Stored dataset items

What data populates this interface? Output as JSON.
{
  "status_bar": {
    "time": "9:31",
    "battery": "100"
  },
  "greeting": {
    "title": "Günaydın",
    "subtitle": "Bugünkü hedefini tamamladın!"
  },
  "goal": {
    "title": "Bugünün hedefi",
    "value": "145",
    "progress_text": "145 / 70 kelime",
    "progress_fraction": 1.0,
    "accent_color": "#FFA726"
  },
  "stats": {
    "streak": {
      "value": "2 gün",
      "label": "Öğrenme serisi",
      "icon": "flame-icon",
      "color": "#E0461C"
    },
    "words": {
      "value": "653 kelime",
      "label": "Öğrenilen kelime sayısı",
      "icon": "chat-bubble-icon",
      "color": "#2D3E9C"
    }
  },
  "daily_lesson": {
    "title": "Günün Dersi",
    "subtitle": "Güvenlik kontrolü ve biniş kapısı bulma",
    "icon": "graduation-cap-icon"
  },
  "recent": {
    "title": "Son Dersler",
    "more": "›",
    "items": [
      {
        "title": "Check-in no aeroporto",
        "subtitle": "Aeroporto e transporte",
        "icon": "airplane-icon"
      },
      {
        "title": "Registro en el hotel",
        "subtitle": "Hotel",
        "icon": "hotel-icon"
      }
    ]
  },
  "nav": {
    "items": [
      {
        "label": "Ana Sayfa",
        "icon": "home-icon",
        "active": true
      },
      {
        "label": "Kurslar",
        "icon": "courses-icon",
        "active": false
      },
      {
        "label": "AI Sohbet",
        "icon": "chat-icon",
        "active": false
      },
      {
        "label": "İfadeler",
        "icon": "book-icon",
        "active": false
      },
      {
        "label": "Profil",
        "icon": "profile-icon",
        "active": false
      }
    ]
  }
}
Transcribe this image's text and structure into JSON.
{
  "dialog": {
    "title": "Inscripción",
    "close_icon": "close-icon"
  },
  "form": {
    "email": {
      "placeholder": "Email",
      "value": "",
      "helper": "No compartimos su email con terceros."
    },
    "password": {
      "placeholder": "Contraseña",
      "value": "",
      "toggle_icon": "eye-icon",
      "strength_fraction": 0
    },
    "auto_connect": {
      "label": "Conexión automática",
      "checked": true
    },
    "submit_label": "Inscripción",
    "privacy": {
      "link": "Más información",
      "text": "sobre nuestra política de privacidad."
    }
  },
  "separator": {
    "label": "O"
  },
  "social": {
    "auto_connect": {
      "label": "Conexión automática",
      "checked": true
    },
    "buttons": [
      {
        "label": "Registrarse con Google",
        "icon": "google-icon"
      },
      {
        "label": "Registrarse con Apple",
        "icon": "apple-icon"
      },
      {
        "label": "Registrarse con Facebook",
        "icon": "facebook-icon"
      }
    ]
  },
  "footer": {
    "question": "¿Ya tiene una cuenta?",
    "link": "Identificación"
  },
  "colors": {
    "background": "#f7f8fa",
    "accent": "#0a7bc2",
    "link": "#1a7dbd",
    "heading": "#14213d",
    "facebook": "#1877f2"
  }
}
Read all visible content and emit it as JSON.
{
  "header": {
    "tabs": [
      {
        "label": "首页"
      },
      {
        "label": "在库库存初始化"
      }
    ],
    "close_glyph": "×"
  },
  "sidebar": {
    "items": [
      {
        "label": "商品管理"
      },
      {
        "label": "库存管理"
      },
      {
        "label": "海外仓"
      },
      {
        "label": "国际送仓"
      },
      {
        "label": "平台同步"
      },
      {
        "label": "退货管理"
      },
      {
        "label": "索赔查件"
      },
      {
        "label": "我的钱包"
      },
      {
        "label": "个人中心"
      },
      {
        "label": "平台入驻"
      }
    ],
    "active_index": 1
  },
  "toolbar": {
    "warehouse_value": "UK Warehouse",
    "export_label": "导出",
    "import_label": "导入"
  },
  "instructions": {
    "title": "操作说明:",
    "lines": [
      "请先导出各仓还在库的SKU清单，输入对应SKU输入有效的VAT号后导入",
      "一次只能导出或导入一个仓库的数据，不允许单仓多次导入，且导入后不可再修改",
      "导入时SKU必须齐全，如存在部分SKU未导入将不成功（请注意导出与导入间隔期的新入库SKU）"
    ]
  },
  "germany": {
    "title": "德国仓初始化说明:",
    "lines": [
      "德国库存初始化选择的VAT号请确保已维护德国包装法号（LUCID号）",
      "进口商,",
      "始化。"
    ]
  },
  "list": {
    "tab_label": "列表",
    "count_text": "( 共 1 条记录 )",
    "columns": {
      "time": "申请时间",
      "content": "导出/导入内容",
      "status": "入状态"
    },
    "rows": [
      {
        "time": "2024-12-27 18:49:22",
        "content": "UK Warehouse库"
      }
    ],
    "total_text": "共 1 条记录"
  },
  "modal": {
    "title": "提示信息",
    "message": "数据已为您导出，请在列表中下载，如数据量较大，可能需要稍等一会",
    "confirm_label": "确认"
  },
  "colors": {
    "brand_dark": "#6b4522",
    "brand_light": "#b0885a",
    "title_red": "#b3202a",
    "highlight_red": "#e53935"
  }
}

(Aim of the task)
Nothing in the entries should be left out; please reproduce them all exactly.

(Task answer)
What data populates this interface? Output as JSON.
{
  "status_bar": {
    "time": "9:31",
    "battery": "100"
  },
  "greeting": {
    "title": "Günaydın",
    "subtitle": "Bugünkü hedefini tamamladın!"
  },
  "goal": {
    "title": "Bugünün hedefi",
    "value": "145",
    "progress_text": "145 / 70 kelime",
    "progress_fraction": 1.0,
    "accent_color": "#FFA726"
  },
  "stats": {
    "streak": {
      "value": "2 gün",
      "label": "Öğrenme serisi",
      "icon": "flame-icon",
      "color": "#E0461C"
    },
    "words": {
      "value": "653 kelime",
      "label": "Öğrenilen kelime sayısı",
      "icon": "chat-bubble-icon",
      "color": "#2D3E9C"
    }
  },
  "daily_lesson": {
    "title": "Günün Dersi",
    "subtitle": "Güvenlik kontrolü ve biniş kapısı bulma",
    "icon": "graduation-cap-icon"
  },
  "recent": {
    "title": "Son Dersler",
    "more": "›",
    "items": [
      {
        "title": "Check-in no aeroporto",
        "subtitle": "Aeroporto e transporte",
        "icon": "airplane-icon"
      },
      {
        "title": "Registro en el hotel",
        "subtitle": "Hotel",
        "icon": "hotel-icon"
      }
    ]
  },
  "nav": {
    "items": [
      {
        "label": "Ana Sayfa",
        "icon": "home-icon",
        "active": true
      },
      {
        "label": "Kurslar",
        "icon": "courses-icon",
        "active": false
      },
      {
        "label": "AI Sohbet",
        "icon": "chat-icon",
        "active": false
      },
      {
        "label": "İfadeler",
        "icon": "book-icon",
        "active": false
      },
      {
        "label": "Profil",
        "icon": "profile-icon",
        "active": false
      }
    ]
  }
}
Transcribe this image's text and structure into JSON.
{
  "dialog": {
    "title": "Inscripción",
    "close_icon": "close-icon"
  },
  "form": {
    "email": {
      "placeholder": "Email",
      "value": "",
      "helper": "No compartimos su email con terceros."
    },
    "password": {
      "placeholder": "Contraseña",
      "value": "",
      "toggle_icon": "eye-icon",
      "strength_fraction": 0
    },
    "auto_connect": {
      "label": "Conexión automática",
      "checked": true
    },
    "submit_label": "Inscripción",
    "privacy": {
      "link": "Más información",
      "text": "sobre nuestra política de privacidad."
    }
  },
  "separator": {
    "label": "O"
  },
  "social": {
    "auto_connect": {
      "label": "Conexión automática",
      "checked": true
    },
    "buttons": [
      {
        "label": "Registrarse con Google",
        "icon": "google-icon"
      },
      {
        "label": "Registrarse con Apple",
        "icon": "apple-icon"
      },
      {
        "label": "Registrarse con Facebook",
        "icon": "facebook-icon"
      }
    ]
  },
  "footer": {
    "question": "¿Ya tiene una cuenta?",
    "link": "Identificación"
  },
  "colors": {
    "background": "#f7f8fa",
    "accent": "#0a7bc2",
    "link": "#1a7dbd",
    "heading": "#14213d",
    "facebook": "#1877f2"
  }
}
Read all visible content and emit it as JSON.
{
  "header": {
    "tabs": [
      {
        "label": "首页"
      },
      {
        "label": "在库库存初始化"
      }
    ],
    "close_glyph": "×"
  },
  "sidebar": {
    "items": [
      {
        "label": "商品管理"
      },
      {
        "label": "库存管理"
      },
      {
        "label": "海外仓"
      },
      {
        "label": "国际送仓"
      },
      {
        "label": "平台同步"
      },
      {
        "label": "退货管理"
      },
      {
        "label": "索赔查件"
      },
      {
        "label": "我的钱包"
      },
      {
        "label": "个人中心"
      },
      {
        "label": "平台入驻"
      }
    ],
    "active_index": 1
  },
  "toolbar": {
    "warehouse_value": "UK Warehouse",
    "export_label": "导出",
    "import_label": "导入"
  },
  "instructions": {
    "title": "操作说明:",
    "lines": [
      "请先导出各仓还在库的SKU清单，输入对应SKU输入有效的VAT号后导入",
      "一次只能导出或导入一个仓库的数据，不允许单仓多次导入，且导入后不可再修改",
      "导入时SKU必须齐全，如存在部分SKU未导入将不成功（请注意导出与导入间隔期的新入库SKU）"
    ]
  },
  "germany": {
    "title": "德国仓初始化说明:",
    "lines": [
      "德国库存初始化选择的VAT号请确保已维护德国包装法号（LUCID号）",
      "进口商,",
      "始化。"
    ]
  },
  "list": {
    "tab_label": "列表",
    "count_text": "( 共 1 条记录 )",
    "columns": {
      "time": "申请时间",
      "content": "导出/导入内容",
      "status": "入状态"
    },
    "rows": [
      {
        "time": "2024-12-27 18:49:22",
        "content": "UK Warehouse库"
      }
    ],
    "total_text": "共 1 条记录"
  },
  "modal": {
    "title": "提示信息",
    "message": "数据已为您导出，请在列表中下载，如数据量较大，可能需要稍等一会",
    "confirm_label": "确认"
  },
  "colors": {
    "brand_dark": "#6b4522",
    "brand_light": "#b0885a",
    "title_red": "#b3202a",
    "highlight_red": "#e53935"
  }
}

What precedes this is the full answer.